Jochner-Oette, S. [et al.]. The Influence of Individual-Specific Plant Parameters and Species Composition on the Allergenic Potential of Urban Green Spaces. Forests 2018, 9, 284; doi:10.3390/f9060284.
SponsorshipWe gratefully acknowledge the support of the Spanish Ministry of Economy and Competitiveness (FENOMED CGL2014-54731-R).

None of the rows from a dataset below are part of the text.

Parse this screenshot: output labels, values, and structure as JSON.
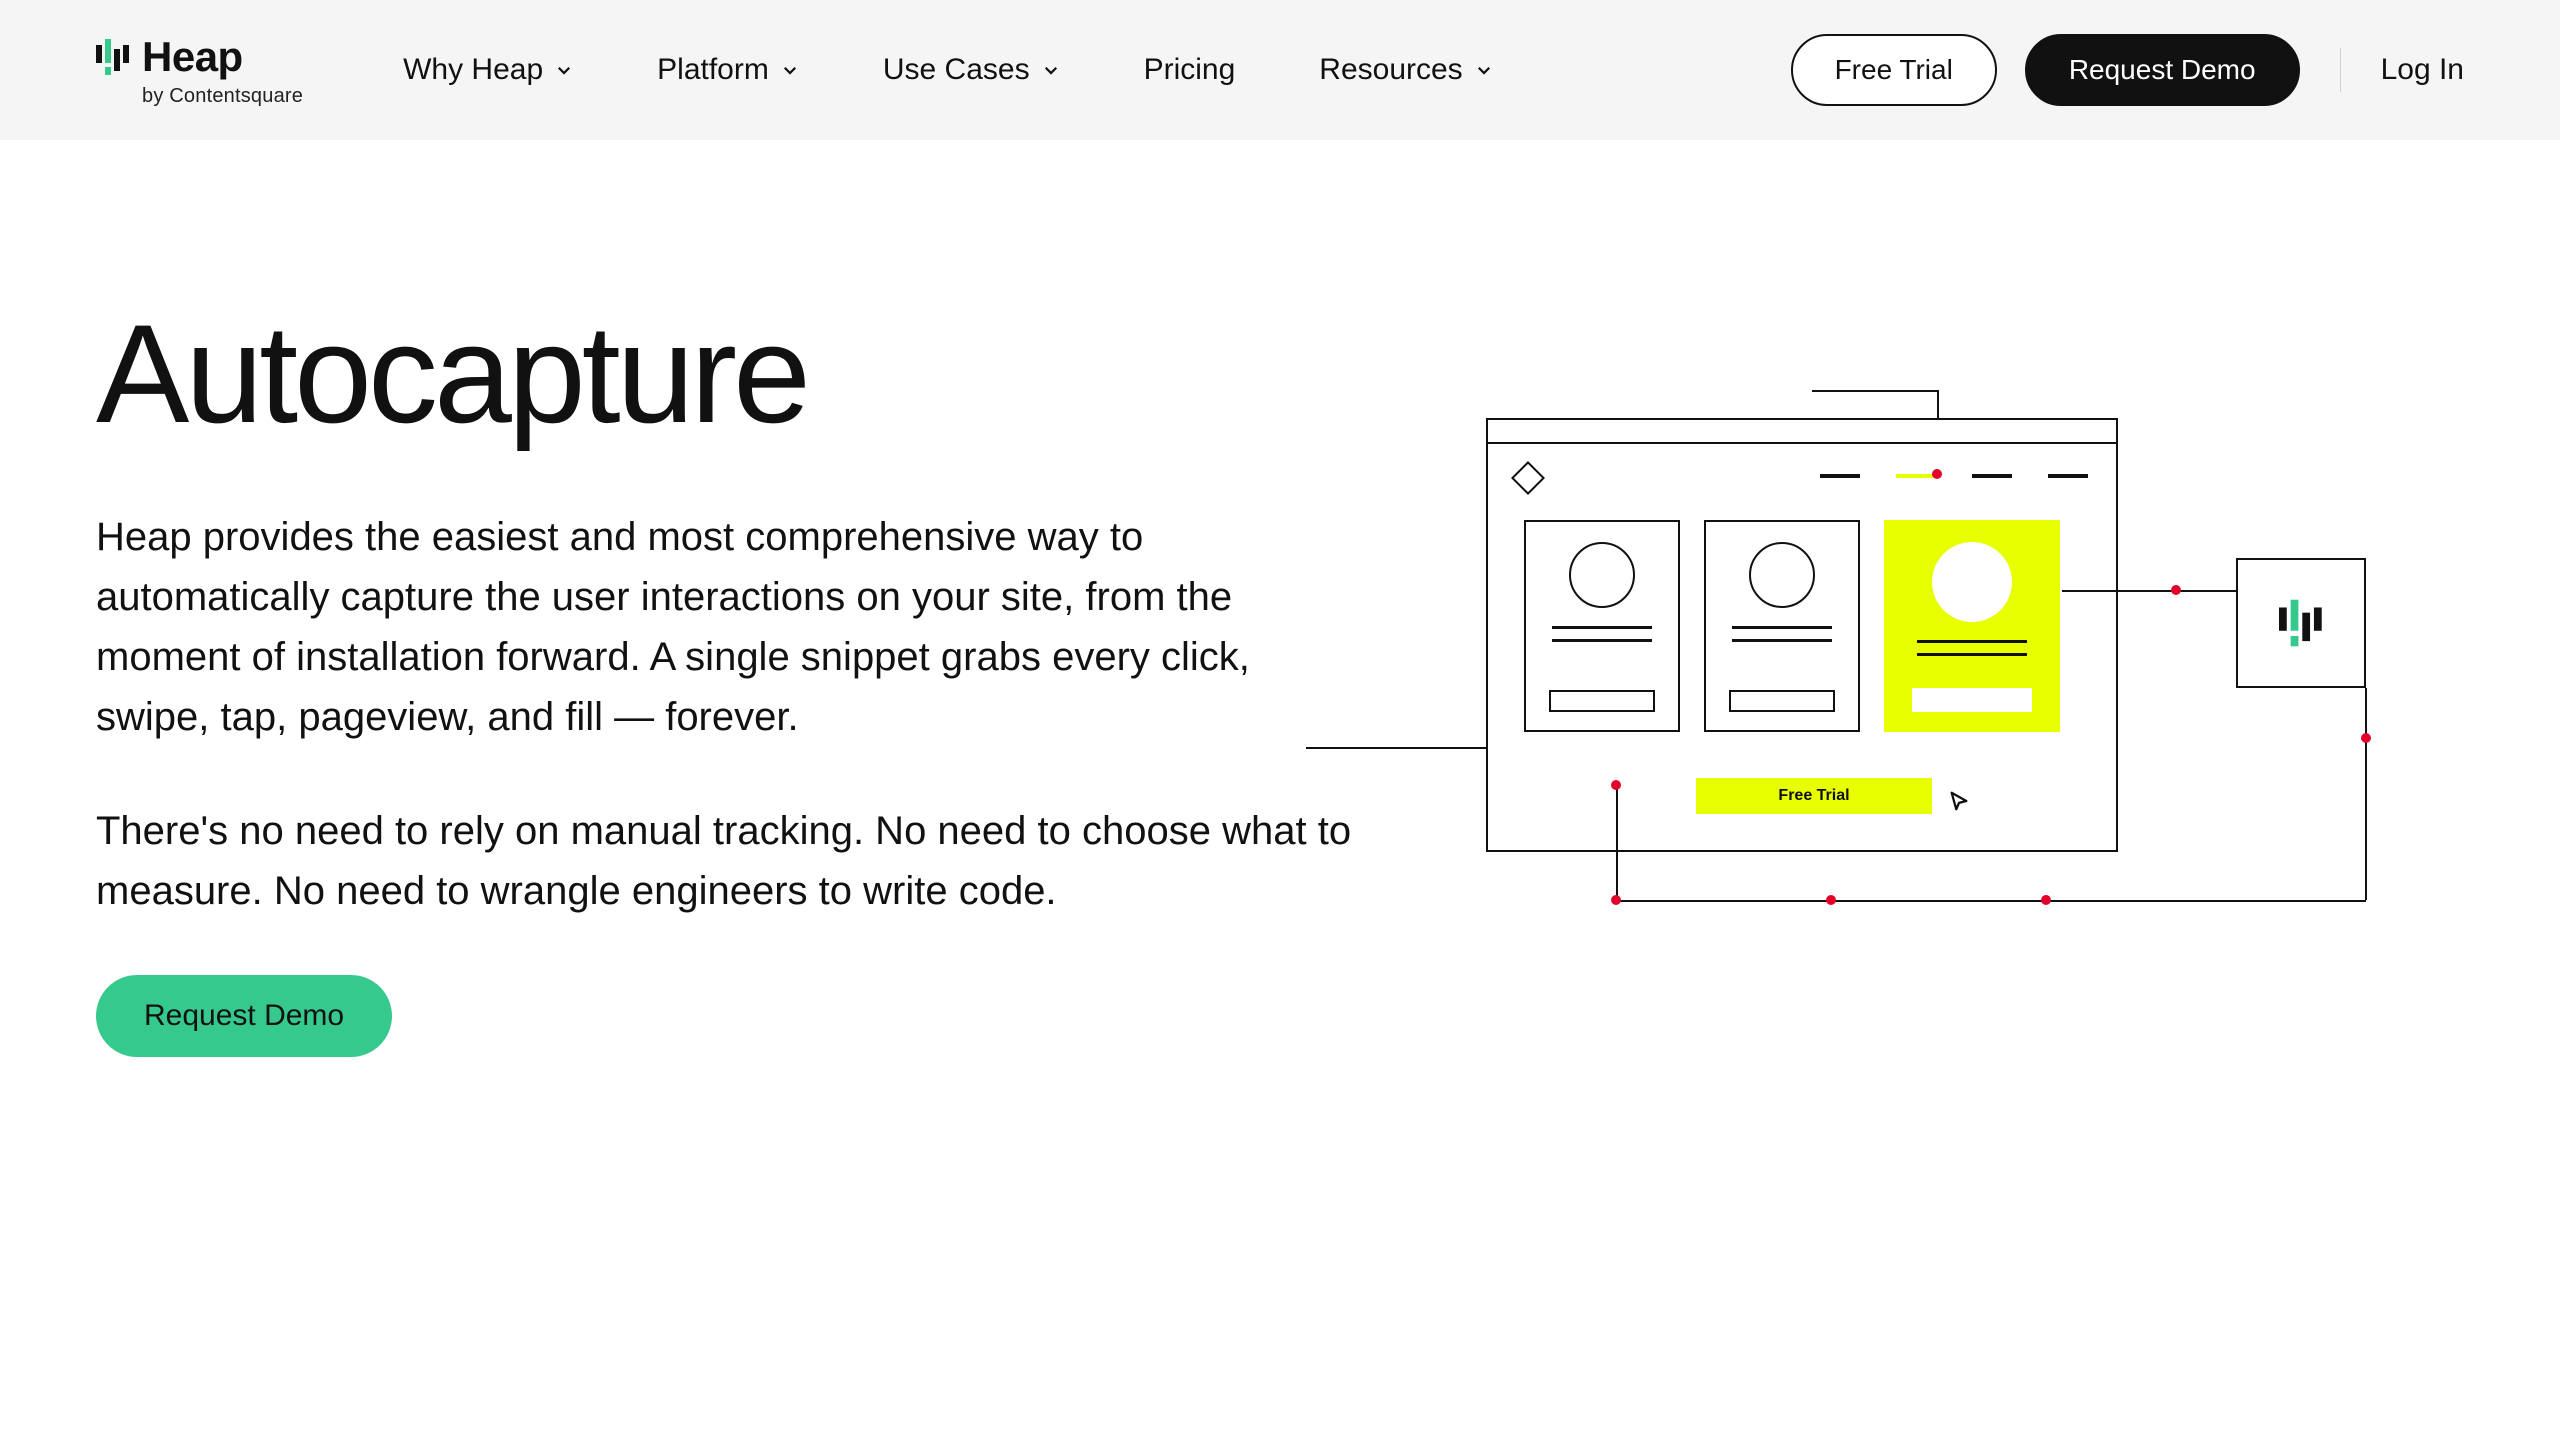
{
  "brand": {
    "name": "Heap",
    "tagline": "by Contentsquare"
  },
  "nav": {
    "items": [
      {
        "label": "Why Heap",
        "dropdown": true
      },
      {
        "label": "Platform",
        "dropdown": true
      },
      {
        "label": "Use Cases",
        "dropdown": true
      },
      {
        "label": "Pricing",
        "dropdown": false
      },
      {
        "label": "Resources",
        "dropdown": true
      }
    ],
    "free_trial": "Free Trial",
    "request_demo": "Request Demo",
    "login": "Log In"
  },
  "hero": {
    "title": "Autocapture",
    "p1": "Heap provides the easiest and most comprehensive way to automatically capture the user interactions on your site, from the moment of installation forward. A single snippet grabs every click, swipe, tap, pageview, and fill — forever.",
    "p2": "There's no need to rely on manual tracking. No need to choose what to measure. No need to wrangle engineers to write code.",
    "cta": "Request Demo"
  },
  "illustration": {
    "free_trial_label": "Free Trial"
  },
  "colors": {
    "accent_green": "#36c98e",
    "accent_yellow": "#e8ff00",
    "node_red": "#e3002b"
  }
}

Green planning focusses on specific site requirements such as temperature tolerance or aesthetics as crucial criteria in the choice of plants. The allergenicity of plants, however, is often neglected. Cariñanos et al. (2014; Landscape and Urban Planning, 123: 134–144) developed the Urban Green Zone Allergenicity Index (IUGZA) that considers a variety of plant characteristics to calculate the allergenic potential of urban green spaces. Based on this index, we calculated an index for the individual-specific allergenic potential (IISA) that accounts for a varying foliage volume by accurate measurements of crown heights and surface areas occupied by each tree and only included mature individuals. The studied park, located in Eichstätt, Germany, has an area of 2.2 ha and consists of 231 trees. We investigated the influence of species composition using six planting scenarios and analysed the relationship between allergenic potential and species diversity using Shannon index. Only a small number of trees was female and therefore characterised as non-allergenic, 9% of the trees were classified as sources of main local allergens. The allergenic potential of the park based on literature values for crown height and surface was IUGZA = 0.173. Applying our own measurements resulted in IISA = 0.018. The scenarios indicated that replacing trees considered as sources of main local allergens has the strongest impact on the park’s allergenic potential. The IUGZA offers an easy way to assess the allergenic potential of a park by the use of a few calculations. The IISA reduces the high influence of the foliage volume but there are constraints in practicability and in speed of the analysis. Although our study revealed that a greater biodiversity was not necessarily linked to lower index values, urban green planning should focus on biodiversity for ameliorating the allergenic potential of parks.